• Excerpted data:
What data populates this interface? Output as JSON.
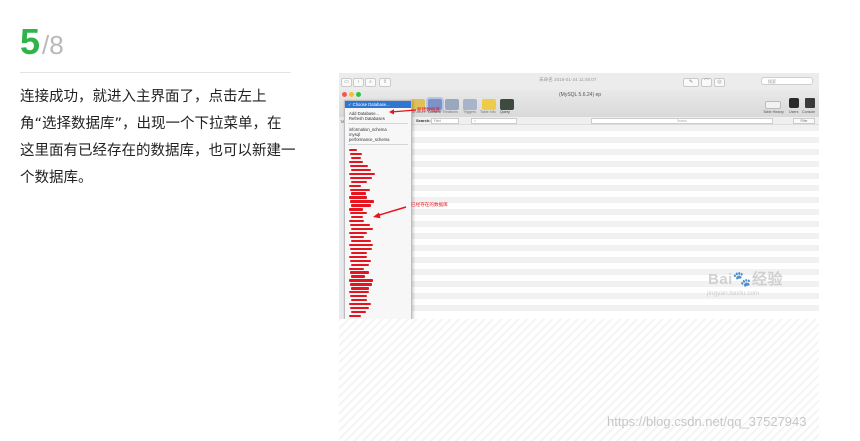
{
  "step": {
    "number": "5",
    "total": "/8"
  },
  "description": "连接成功，就进入主界面了，点击左上角“选择数据库”，出现一个下拉菜单，在这里面有已经存在的数据库，也可以新建一个数据库。",
  "app": {
    "tab_title": "未命名 2016-01-24 11:49:07",
    "connection_title": "(MySQL 5.6.24) ep",
    "search_placeholder": "搜索",
    "toolbar_items": [
      {
        "label": "Structure"
      },
      {
        "label": "Content"
      },
      {
        "label": "Relations"
      },
      {
        "label": "Triggers"
      },
      {
        "label": "Table Info"
      },
      {
        "label": "Query"
      }
    ],
    "toolbar_right": [
      {
        "label": "Table History"
      },
      {
        "label": "Users"
      },
      {
        "label": "Console"
      }
    ],
    "database_menu": {
      "selected": "✓ Choose Database...",
      "actions": [
        "Add Database...",
        "Refresh Databases"
      ],
      "databases": [
        "information_schema",
        "mysql",
        "performance_schema"
      ]
    },
    "filter_tag": "TAB",
    "search_bar": {
      "label": "Search:",
      "field_select": "Field",
      "operator_select": "=",
      "search_placeholder": "Search",
      "filter_button": "Filter"
    },
    "annotations": {
      "new_database": "新建数据库",
      "existing_databases": "已经存在的数据库"
    },
    "colors": {
      "step_green": "#2fb34a",
      "selection_blue": "#2f76d2",
      "annotation_red": "#e5141e"
    }
  },
  "watermarks": {
    "baidu": "Bai🐾经验",
    "jingyan": "jingyan.baidu.com",
    "csdn": "https://blog.csdn.net/qq_37527943"
  }
}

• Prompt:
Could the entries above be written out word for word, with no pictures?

• Result for this task:
What data populates this interface? Output as JSON.
{
  "step": {
    "number": "5",
    "total": "/8"
  },
  "description": "连接成功，就进入主界面了，点击左上角“选择数据库”，出现一个下拉菜单，在这里面有已经存在的数据库，也可以新建一个数据库。",
  "app": {
    "tab_title": "未命名 2016-01-24 11:49:07",
    "connection_title": "(MySQL 5.6.24) ep",
    "search_placeholder": "搜索",
    "toolbar_items": [
      {
        "label": "Structure"
      },
      {
        "label": "Content"
      },
      {
        "label": "Relations"
      },
      {
        "label": "Triggers"
      },
      {
        "label": "Table Info"
      },
      {
        "label": "Query"
      }
    ],
    "toolbar_right": [
      {
        "label": "Table History"
      },
      {
        "label": "Users"
      },
      {
        "label": "Console"
      }
    ],
    "database_menu": {
      "selected": "✓ Choose Database...",
      "actions": [
        "Add Database...",
        "Refresh Databases"
      ],
      "databases": [
        "information_schema",
        "mysql",
        "performance_schema"
      ]
    },
    "filter_tag": "TAB",
    "search_bar": {
      "label": "Search:",
      "field_select": "Field",
      "operator_select": "=",
      "search_placeholder": "Search",
      "filter_button": "Filter"
    },
    "annotations": {
      "new_database": "新建数据库",
      "existing_databases": "已经存在的数据库"
    },
    "colors": {
      "step_green": "#2fb34a",
      "selection_blue": "#2f76d2",
      "annotation_red": "#e5141e"
    }
  },
  "watermarks": {
    "baidu": "Bai🐾经验",
    "jingyan": "jingyan.baidu.com",
    "csdn": "https://blog.csdn.net/qq_37527943"
  }
}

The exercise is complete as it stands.